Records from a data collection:
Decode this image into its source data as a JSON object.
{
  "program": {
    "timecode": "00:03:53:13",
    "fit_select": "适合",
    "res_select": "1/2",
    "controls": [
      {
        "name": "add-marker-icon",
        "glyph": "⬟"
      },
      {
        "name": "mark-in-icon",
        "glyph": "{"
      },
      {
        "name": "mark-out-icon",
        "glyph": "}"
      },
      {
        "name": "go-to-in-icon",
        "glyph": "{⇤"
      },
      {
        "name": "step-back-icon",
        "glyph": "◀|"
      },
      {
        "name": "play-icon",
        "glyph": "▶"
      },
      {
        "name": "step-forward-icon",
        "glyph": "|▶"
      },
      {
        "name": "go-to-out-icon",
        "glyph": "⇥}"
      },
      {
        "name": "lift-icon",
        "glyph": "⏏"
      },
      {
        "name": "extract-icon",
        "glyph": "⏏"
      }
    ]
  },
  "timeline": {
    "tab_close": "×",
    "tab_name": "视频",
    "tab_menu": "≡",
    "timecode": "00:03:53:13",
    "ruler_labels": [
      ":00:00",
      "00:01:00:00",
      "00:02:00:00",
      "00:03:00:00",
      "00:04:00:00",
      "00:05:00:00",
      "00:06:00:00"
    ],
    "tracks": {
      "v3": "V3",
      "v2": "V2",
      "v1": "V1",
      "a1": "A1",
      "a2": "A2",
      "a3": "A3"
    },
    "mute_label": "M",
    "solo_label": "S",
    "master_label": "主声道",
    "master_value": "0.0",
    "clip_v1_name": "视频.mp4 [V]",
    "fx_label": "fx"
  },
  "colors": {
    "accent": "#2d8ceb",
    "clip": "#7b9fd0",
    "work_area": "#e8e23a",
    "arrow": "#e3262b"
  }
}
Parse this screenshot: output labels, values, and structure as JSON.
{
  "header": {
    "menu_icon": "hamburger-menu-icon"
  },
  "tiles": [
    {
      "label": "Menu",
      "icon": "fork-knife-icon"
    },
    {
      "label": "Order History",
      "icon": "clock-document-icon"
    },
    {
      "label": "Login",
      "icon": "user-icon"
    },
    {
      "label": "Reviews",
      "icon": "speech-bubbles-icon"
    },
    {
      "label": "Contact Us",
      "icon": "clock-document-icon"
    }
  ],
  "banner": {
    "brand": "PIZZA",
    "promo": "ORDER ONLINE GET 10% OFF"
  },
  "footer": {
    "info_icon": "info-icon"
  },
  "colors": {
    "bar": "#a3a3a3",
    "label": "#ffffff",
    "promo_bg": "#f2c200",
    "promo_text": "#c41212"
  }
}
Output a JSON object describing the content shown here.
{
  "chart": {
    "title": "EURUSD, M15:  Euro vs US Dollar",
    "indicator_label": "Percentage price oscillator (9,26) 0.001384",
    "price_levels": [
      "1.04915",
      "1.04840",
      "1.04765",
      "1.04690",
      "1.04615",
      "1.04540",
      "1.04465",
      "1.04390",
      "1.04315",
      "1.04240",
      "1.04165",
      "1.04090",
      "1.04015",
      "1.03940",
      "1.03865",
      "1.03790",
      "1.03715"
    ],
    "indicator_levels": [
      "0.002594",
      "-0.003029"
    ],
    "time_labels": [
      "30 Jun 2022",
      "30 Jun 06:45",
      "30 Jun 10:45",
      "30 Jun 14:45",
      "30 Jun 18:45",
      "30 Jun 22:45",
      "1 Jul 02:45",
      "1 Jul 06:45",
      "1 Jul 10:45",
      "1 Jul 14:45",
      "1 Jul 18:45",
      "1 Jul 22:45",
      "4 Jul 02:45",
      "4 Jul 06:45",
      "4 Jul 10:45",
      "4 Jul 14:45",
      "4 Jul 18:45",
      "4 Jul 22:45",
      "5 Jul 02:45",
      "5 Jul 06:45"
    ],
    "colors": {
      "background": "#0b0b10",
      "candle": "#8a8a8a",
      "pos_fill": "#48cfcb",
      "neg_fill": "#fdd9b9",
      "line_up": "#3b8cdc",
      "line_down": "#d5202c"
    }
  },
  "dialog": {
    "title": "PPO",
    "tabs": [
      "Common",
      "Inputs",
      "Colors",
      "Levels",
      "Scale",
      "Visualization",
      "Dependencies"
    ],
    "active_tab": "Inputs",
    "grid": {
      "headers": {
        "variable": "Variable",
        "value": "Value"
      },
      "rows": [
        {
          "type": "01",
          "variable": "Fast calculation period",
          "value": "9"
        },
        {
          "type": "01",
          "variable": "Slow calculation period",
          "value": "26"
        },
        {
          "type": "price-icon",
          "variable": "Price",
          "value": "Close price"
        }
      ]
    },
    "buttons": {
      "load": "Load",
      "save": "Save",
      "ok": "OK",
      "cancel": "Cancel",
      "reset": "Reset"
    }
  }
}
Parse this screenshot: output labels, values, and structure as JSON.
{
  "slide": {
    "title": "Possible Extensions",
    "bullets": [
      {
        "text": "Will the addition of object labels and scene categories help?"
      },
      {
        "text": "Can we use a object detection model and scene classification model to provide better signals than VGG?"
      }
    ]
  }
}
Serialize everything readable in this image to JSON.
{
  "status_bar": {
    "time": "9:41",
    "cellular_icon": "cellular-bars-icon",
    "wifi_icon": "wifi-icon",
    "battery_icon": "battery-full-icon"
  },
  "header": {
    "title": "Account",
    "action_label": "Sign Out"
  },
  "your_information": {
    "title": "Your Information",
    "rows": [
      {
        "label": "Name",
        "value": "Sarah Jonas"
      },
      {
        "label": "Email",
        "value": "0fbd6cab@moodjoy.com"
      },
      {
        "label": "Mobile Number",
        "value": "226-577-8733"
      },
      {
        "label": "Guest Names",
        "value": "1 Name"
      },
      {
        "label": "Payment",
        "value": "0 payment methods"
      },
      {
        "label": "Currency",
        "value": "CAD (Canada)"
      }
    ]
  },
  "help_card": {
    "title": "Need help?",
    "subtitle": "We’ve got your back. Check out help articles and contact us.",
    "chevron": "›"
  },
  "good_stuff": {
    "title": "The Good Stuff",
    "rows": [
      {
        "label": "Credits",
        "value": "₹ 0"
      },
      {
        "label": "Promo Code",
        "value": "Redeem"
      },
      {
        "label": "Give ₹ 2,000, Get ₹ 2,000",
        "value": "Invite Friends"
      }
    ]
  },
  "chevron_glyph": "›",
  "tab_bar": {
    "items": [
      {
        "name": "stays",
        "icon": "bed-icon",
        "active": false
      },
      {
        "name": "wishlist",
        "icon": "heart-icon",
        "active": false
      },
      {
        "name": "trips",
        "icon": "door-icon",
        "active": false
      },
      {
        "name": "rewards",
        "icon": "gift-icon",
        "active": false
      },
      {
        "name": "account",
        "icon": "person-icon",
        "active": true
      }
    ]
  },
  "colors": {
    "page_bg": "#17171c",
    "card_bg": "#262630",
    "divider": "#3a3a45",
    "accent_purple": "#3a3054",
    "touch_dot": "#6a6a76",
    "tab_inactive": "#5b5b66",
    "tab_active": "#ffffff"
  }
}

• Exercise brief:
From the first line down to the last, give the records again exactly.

• Completed task:
Decode this image into its source data as a JSON object.
{
  "program": {
    "timecode": "00:03:53:13",
    "fit_select": "适合",
    "res_select": "1/2",
    "controls": [
      {
        "name": "add-marker-icon",
        "glyph": "⬟"
      },
      {
        "name": "mark-in-icon",
        "glyph": "{"
      },
      {
        "name": "mark-out-icon",
        "glyph": "}"
      },
      {
        "name": "go-to-in-icon",
        "glyph": "{⇤"
      },
      {
        "name": "step-back-icon",
        "glyph": "◀|"
      },
      {
        "name": "play-icon",
        "glyph": "▶"
      },
      {
        "name": "step-forward-icon",
        "glyph": "|▶"
      },
      {
        "name": "go-to-out-icon",
        "glyph": "⇥}"
      },
      {
        "name": "lift-icon",
        "glyph": "⏏"
      },
      {
        "name": "extract-icon",
        "glyph": "⏏"
      }
    ]
  },
  "timeline": {
    "tab_close": "×",
    "tab_name": "视频",
    "tab_menu": "≡",
    "timecode": "00:03:53:13",
    "ruler_labels": [
      ":00:00",
      "00:01:00:00",
      "00:02:00:00",
      "00:03:00:00",
      "00:04:00:00",
      "00:05:00:00",
      "00:06:00:00"
    ],
    "tracks": {
      "v3": "V3",
      "v2": "V2",
      "v1": "V1",
      "a1": "A1",
      "a2": "A2",
      "a3": "A3"
    },
    "mute_label": "M",
    "solo_label": "S",
    "master_label": "主声道",
    "master_value": "0.0",
    "clip_v1_name": "视频.mp4 [V]",
    "fx_label": "fx"
  },
  "colors": {
    "accent": "#2d8ceb",
    "clip": "#7b9fd0",
    "work_area": "#e8e23a",
    "arrow": "#e3262b"
  }
}
Parse this screenshot: output labels, values, and structure as JSON.
{
  "header": {
    "menu_icon": "hamburger-menu-icon"
  },
  "tiles": [
    {
      "label": "Menu",
      "icon": "fork-knife-icon"
    },
    {
      "label": "Order History",
      "icon": "clock-document-icon"
    },
    {
      "label": "Login",
      "icon": "user-icon"
    },
    {
      "label": "Reviews",
      "icon": "speech-bubbles-icon"
    },
    {
      "label": "Contact Us",
      "icon": "clock-document-icon"
    }
  ],
  "banner": {
    "brand": "PIZZA",
    "promo": "ORDER ONLINE GET 10% OFF"
  },
  "footer": {
    "info_icon": "info-icon"
  },
  "colors": {
    "bar": "#a3a3a3",
    "label": "#ffffff",
    "promo_bg": "#f2c200",
    "promo_text": "#c41212"
  }
}
Output a JSON object describing the content shown here.
{
  "chart": {
    "title": "EURUSD, M15:  Euro vs US Dollar",
    "indicator_label": "Percentage price oscillator (9,26) 0.001384",
    "price_levels": [
      "1.04915",
      "1.04840",
      "1.04765",
      "1.04690",
      "1.04615",
      "1.04540",
      "1.04465",
      "1.04390",
      "1.04315",
      "1.04240",
      "1.04165",
      "1.04090",
      "1.04015",
      "1.03940",
      "1.03865",
      "1.03790",
      "1.03715"
    ],
    "indicator_levels": [
      "0.002594",
      "-0.003029"
    ],
    "time_labels": [
      "30 Jun 2022",
      "30 Jun 06:45",
      "30 Jun 10:45",
      "30 Jun 14:45",
      "30 Jun 18:45",
      "30 Jun 22:45",
      "1 Jul 02:45",
      "1 Jul 06:45",
      "1 Jul 10:45",
      "1 Jul 14:45",
      "1 Jul 18:45",
      "1 Jul 22:45",
      "4 Jul 02:45",
      "4 Jul 06:45",
      "4 Jul 10:45",
      "4 Jul 14:45",
      "4 Jul 18:45",
      "4 Jul 22:45",
      "5 Jul 02:45",
      "5 Jul 06:45"
    ],
    "colors": {
      "background": "#0b0b10",
      "candle": "#8a8a8a",
      "pos_fill": "#48cfcb",
      "neg_fill": "#fdd9b9",
      "line_up": "#3b8cdc",
      "line_down": "#d5202c"
    }
  },
  "dialog": {
    "title": "PPO",
    "tabs": [
      "Common",
      "Inputs",
      "Colors",
      "Levels",
      "Scale",
      "Visualization",
      "Dependencies"
    ],
    "active_tab": "Inputs",
    "grid": {
      "headers": {
        "variable": "Variable",
        "value": "Value"
      },
      "rows": [
        {
          "type": "01",
          "variable": "Fast calculation period",
          "value": "9"
        },
        {
          "type": "01",
          "variable": "Slow calculation period",
          "value": "26"
        },
        {
          "type": "price-icon",
          "variable": "Price",
          "value": "Close price"
        }
      ]
    },
    "buttons": {
      "load": "Load",
      "save": "Save",
      "ok": "OK",
      "cancel": "Cancel",
      "reset": "Reset"
    }
  }
}
Parse this screenshot: output labels, values, and structure as JSON.
{
  "slide": {
    "title": "Possible Extensions",
    "bullets": [
      {
        "text": "Will the addition of object labels and scene categories help?"
      },
      {
        "text": "Can we use a object detection model and scene classification model to provide better signals than VGG?"
      }
    ]
  }
}
Serialize everything readable in this image to JSON.
{
  "status_bar": {
    "time": "9:41",
    "cellular_icon": "cellular-bars-icon",
    "wifi_icon": "wifi-icon",
    "battery_icon": "battery-full-icon"
  },
  "header": {
    "title": "Account",
    "action_label": "Sign Out"
  },
  "your_information": {
    "title": "Your Information",
    "rows": [
      {
        "label": "Name",
        "value": "Sarah Jonas"
      },
      {
        "label": "Email",
        "value": "0fbd6cab@moodjoy.com"
      },
      {
        "label": "Mobile Number",
        "value": "226-577-8733"
      },
      {
        "label": "Guest Names",
        "value": "1 Name"
      },
      {
        "label": "Payment",
        "value": "0 payment methods"
      },
      {
        "label": "Currency",
        "value": "CAD (Canada)"
      }
    ]
  },
  "help_card": {
    "title": "Need help?",
    "subtitle": "We’ve got your back. Check out help articles and contact us.",
    "chevron": "›"
  },
  "good_stuff": {
    "title": "The Good Stuff",
    "rows": [
      {
        "label": "Credits",
        "value": "₹ 0"
      },
      {
        "label": "Promo Code",
        "value": "Redeem"
      },
      {
        "label": "Give ₹ 2,000, Get ₹ 2,000",
        "value": "Invite Friends"
      }
    ]
  },
  "chevron_glyph": "›",
  "tab_bar": {
    "items": [
      {
        "name": "stays",
        "icon": "bed-icon",
        "active": false
      },
      {
        "name": "wishlist",
        "icon": "heart-icon",
        "active": false
      },
      {
        "name": "trips",
        "icon": "door-icon",
        "active": false
      },
      {
        "name": "rewards",
        "icon": "gift-icon",
        "active": false
      },
      {
        "name": "account",
        "icon": "person-icon",
        "active": true
      }
    ]
  },
  "colors": {
    "page_bg": "#17171c",
    "card_bg": "#262630",
    "divider": "#3a3a45",
    "accent_purple": "#3a3054",
    "touch_dot": "#6a6a76",
    "tab_inactive": "#5b5b66",
    "tab_active": "#ffffff"
  }
}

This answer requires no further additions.